_Source data_
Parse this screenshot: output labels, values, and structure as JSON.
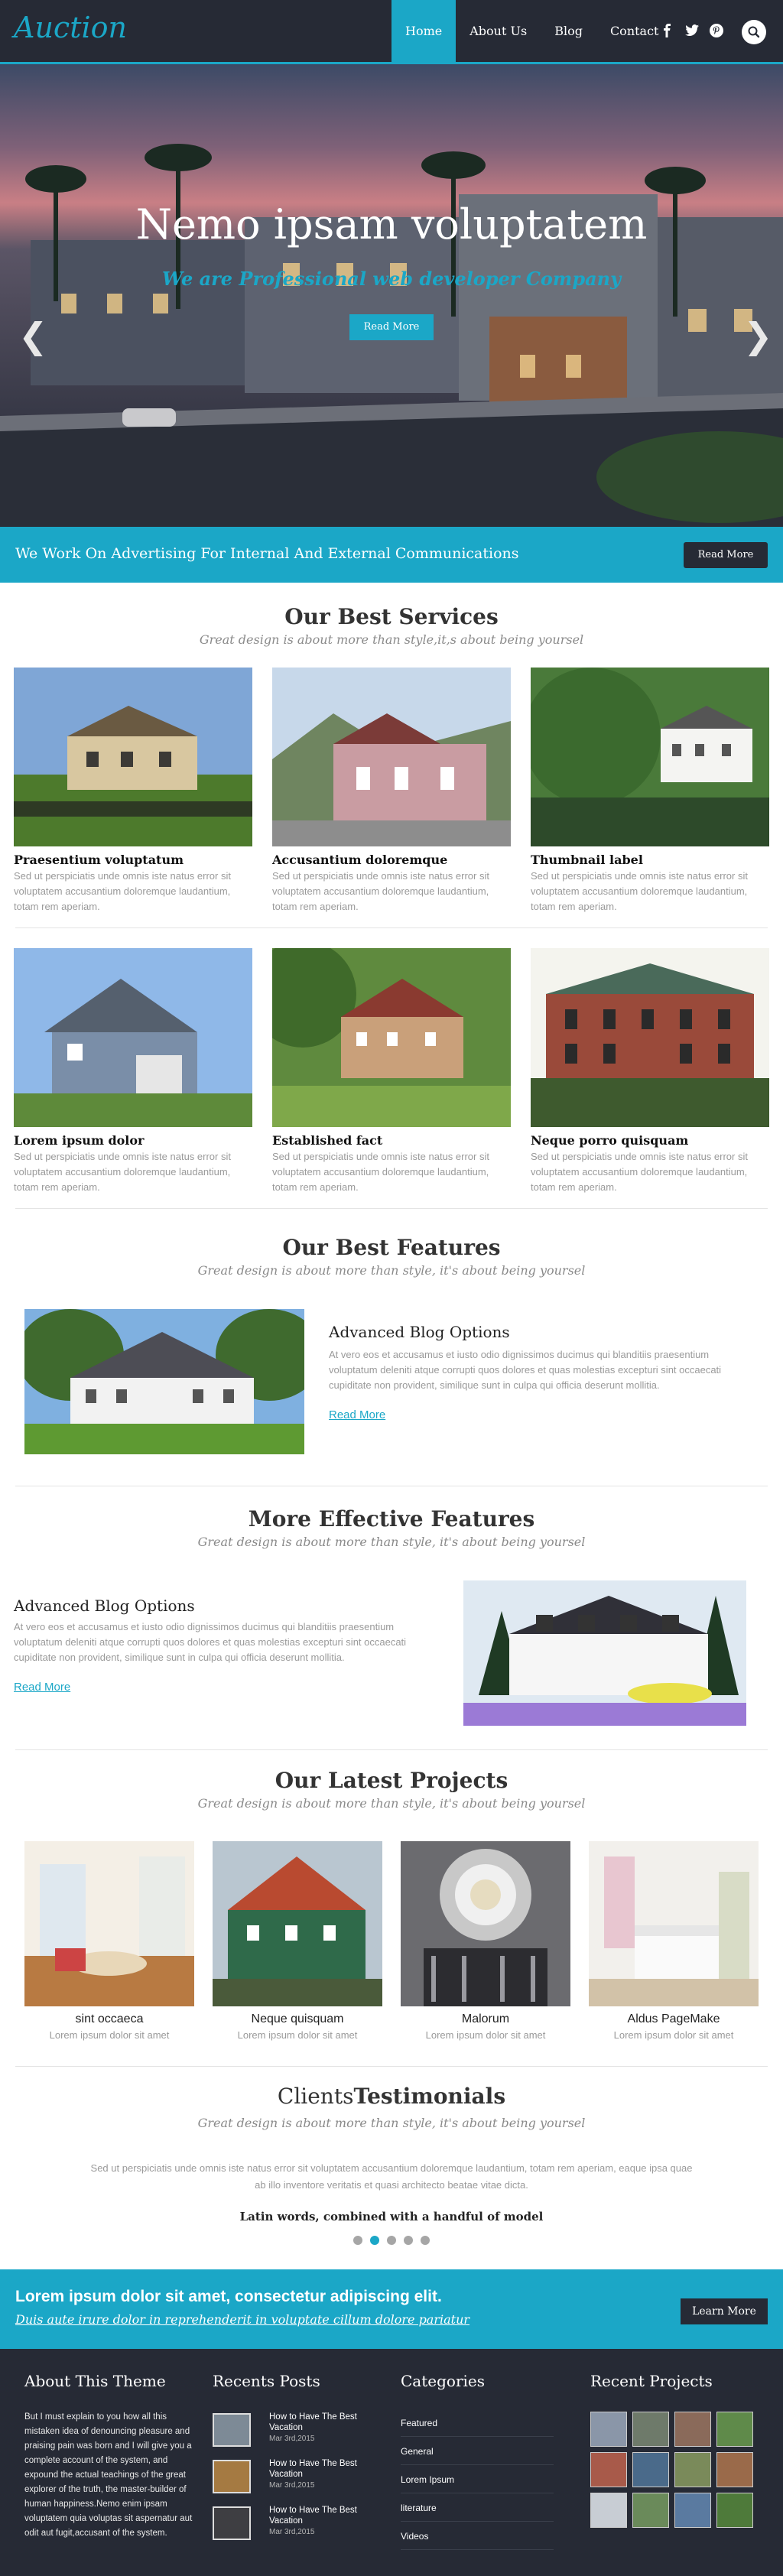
{
  "header": {
    "logo": "Auction",
    "nav": [
      "Home",
      "About Us",
      "Blog",
      "Contact"
    ],
    "social_icons": [
      "facebook-icon",
      "twitter-icon",
      "pinterest-icon"
    ],
    "search_icon": "search-icon"
  },
  "hero": {
    "title": "Nemo ipsam voluptatem",
    "subtitle": "We are Professional web developer Company",
    "button": "Read More",
    "prev_icon": "chevron-left-icon",
    "next_icon": "chevron-right-icon"
  },
  "banner": {
    "text": "We Work On Advertising For Internal And External Communications",
    "button": "Read More"
  },
  "services": {
    "title": "Our Best Services",
    "subtitle": "Great design is about more than style,it,s about being yoursel",
    "items": [
      {
        "title": "Praesentium voluptatum",
        "text": "Sed ut perspiciatis unde omnis iste natus error sit voluptatem accusantium doloremque laudantium, totam rem aperiam."
      },
      {
        "title": "Accusantium doloremque",
        "text": "Sed ut perspiciatis unde omnis iste natus error sit voluptatem accusantium doloremque laudantium, totam rem aperiam."
      },
      {
        "title": "Thumbnail label",
        "text": "Sed ut perspiciatis unde omnis iste natus error sit voluptatem accusantium doloremque laudantium, totam rem aperiam."
      },
      {
        "title": "Lorem ipsum dolor",
        "text": "Sed ut perspiciatis unde omnis iste natus error sit voluptatem accusantium doloremque laudantium, totam rem aperiam."
      },
      {
        "title": "Established fact",
        "text": "Sed ut perspiciatis unde omnis iste natus error sit voluptatem accusantium doloremque laudantium, totam rem aperiam."
      },
      {
        "title": "Neque porro quisquam",
        "text": "Sed ut perspiciatis unde omnis iste natus error sit voluptatem accusantium doloremque laudantium, totam rem aperiam."
      }
    ]
  },
  "features": {
    "title": "Our Best Features",
    "subtitle": "Great design is about more than style, it's about being yoursel",
    "item_title": "Advanced Blog Options",
    "item_text": "At vero eos et accusamus et iusto odio dignissimos ducimus qui blanditiis praesentium voluptatum deleniti atque corrupti quos dolores et quas molestias excepturi sint occaecati cupiditate non provident, similique sunt in culpa qui officia deserunt mollitia.",
    "link": "Read More"
  },
  "more_features": {
    "title": "More Effective Features",
    "subtitle": "Great design is about more than style, it's about being yoursel",
    "item_title": "Advanced Blog Options",
    "item_text": "At vero eos et accusamus et iusto odio dignissimos ducimus qui blanditiis praesentium voluptatum deleniti atque corrupti quos dolores et quas molestias excepturi sint occaecati cupiditate non provident, similique sunt in culpa qui officia deserunt mollitia.",
    "link": "Read More"
  },
  "projects": {
    "title": "Our Latest Projects",
    "subtitle": "Great design is about more than style, it's about being yoursel",
    "items": [
      {
        "title": "sint occaeca",
        "text": "Lorem ipsum dolor sit amet"
      },
      {
        "title": "Neque quisquam",
        "text": "Lorem ipsum dolor sit amet"
      },
      {
        "title": "Malorum",
        "text": "Lorem ipsum dolor sit amet"
      },
      {
        "title": "Aldus PageMake",
        "text": "Lorem ipsum dolor sit amet"
      }
    ]
  },
  "testimonials": {
    "title_light": "Clients",
    "title_bold": "Testimonials",
    "subtitle": "Great design is about more than style, it's about being yoursel",
    "quote": "Sed ut perspiciatis unde omnis iste natus error sit voluptatem accusantium doloremque laudantium, totam rem aperiam, eaque ipsa quae ab illo inventore veritatis et quasi architecto beatae vitae dicta.",
    "author": "Latin words, combined with a handful of model",
    "dots": 5,
    "active_dot": 2
  },
  "cta": {
    "title": "Lorem ipsum dolor sit amet, consectetur adipiscing elit.",
    "subtitle": "Duis aute irure dolor in reprehenderit in voluptate cillum dolore pariatur",
    "button": "Learn More"
  },
  "footer": {
    "about_title": "About This Theme",
    "about_text": "But I must explain to you how all this mistaken idea of denouncing pleasure and praising pain was born and I will give you a complete account of the system, and expound the actual teachings of the great explorer of the truth, the master-builder of human happiness.Nemo enim ipsam voluptatem quia voluptas sit aspernatur aut odit aut fugit,accusant of the system.",
    "posts_title": "Recents Posts",
    "posts": [
      {
        "title": "How to Have The Best Vacation",
        "date": "Mar 3rd,2015"
      },
      {
        "title": "How to Have The Best Vacation",
        "date": "Mar 3rd,2015"
      },
      {
        "title": "How to Have The Best Vacation",
        "date": "Mar 3rd,2015"
      }
    ],
    "categories_title": "Categories",
    "categories": [
      "Featured",
      "General",
      "Lorem Ipsum",
      "literature",
      "Videos"
    ],
    "projects_title": "Recent Projects"
  }
}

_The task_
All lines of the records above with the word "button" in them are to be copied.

_Exercise response_
    "button": "Read More",
    "button": "Read More"
    "button": "Learn More"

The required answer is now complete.